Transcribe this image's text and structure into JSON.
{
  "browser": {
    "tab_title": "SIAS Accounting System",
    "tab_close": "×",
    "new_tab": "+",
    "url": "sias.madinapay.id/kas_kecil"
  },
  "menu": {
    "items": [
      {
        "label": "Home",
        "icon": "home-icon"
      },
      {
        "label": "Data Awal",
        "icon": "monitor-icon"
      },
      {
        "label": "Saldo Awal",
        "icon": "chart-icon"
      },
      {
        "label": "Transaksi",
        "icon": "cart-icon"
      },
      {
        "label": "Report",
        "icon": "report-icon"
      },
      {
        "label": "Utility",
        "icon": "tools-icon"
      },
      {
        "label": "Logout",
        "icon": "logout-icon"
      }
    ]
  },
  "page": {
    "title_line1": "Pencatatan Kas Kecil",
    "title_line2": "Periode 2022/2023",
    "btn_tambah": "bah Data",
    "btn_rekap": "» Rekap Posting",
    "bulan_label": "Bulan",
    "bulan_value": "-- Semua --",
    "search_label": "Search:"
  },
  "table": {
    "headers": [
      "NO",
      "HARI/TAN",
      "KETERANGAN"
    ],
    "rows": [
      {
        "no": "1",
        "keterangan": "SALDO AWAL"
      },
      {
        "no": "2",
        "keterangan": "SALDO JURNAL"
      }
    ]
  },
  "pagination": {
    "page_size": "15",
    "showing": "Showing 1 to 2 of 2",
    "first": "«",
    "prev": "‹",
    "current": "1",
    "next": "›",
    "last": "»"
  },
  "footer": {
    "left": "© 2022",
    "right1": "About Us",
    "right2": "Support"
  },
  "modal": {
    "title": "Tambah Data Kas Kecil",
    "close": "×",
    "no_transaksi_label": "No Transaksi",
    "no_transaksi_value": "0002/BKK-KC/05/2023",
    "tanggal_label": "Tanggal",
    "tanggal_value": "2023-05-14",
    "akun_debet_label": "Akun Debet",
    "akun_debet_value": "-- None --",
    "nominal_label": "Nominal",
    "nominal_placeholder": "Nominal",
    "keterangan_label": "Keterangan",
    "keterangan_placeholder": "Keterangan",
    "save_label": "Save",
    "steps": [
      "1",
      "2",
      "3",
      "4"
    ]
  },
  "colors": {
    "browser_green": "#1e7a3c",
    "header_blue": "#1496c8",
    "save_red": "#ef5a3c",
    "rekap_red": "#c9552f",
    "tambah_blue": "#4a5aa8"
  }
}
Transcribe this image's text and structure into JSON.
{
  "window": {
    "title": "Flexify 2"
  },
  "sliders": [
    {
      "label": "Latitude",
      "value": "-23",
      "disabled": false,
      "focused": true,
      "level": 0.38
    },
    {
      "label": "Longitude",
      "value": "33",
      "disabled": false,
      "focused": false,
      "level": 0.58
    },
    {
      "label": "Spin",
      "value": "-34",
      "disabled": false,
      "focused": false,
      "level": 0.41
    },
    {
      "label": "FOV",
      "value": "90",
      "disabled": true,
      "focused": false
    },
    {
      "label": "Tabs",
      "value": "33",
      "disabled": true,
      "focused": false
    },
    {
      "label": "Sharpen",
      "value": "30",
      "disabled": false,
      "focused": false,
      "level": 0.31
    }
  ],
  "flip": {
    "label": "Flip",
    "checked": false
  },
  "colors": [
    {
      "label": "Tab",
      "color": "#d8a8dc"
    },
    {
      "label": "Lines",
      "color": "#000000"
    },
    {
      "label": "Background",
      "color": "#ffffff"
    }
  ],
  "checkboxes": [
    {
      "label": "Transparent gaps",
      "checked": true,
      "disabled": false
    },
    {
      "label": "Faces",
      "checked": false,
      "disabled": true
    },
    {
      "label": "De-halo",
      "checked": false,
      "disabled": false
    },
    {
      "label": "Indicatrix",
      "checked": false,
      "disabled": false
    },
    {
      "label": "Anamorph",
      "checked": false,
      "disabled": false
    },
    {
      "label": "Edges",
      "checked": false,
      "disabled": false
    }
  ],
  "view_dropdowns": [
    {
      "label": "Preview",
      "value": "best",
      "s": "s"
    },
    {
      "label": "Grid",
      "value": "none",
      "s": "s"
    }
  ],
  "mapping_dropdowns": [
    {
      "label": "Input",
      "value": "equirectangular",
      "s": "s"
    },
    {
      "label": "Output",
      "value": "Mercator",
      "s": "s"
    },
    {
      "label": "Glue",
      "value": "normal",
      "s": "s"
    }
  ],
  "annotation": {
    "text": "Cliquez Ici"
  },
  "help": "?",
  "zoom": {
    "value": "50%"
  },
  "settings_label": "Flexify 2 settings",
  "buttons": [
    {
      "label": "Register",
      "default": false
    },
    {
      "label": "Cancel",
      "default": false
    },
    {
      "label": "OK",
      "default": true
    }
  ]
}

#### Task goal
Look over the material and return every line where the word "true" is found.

#### Written answer
      "focused": true,
      "disabled": true,
      "disabled": true,
      "checked": true,
      "disabled": true
      "default": true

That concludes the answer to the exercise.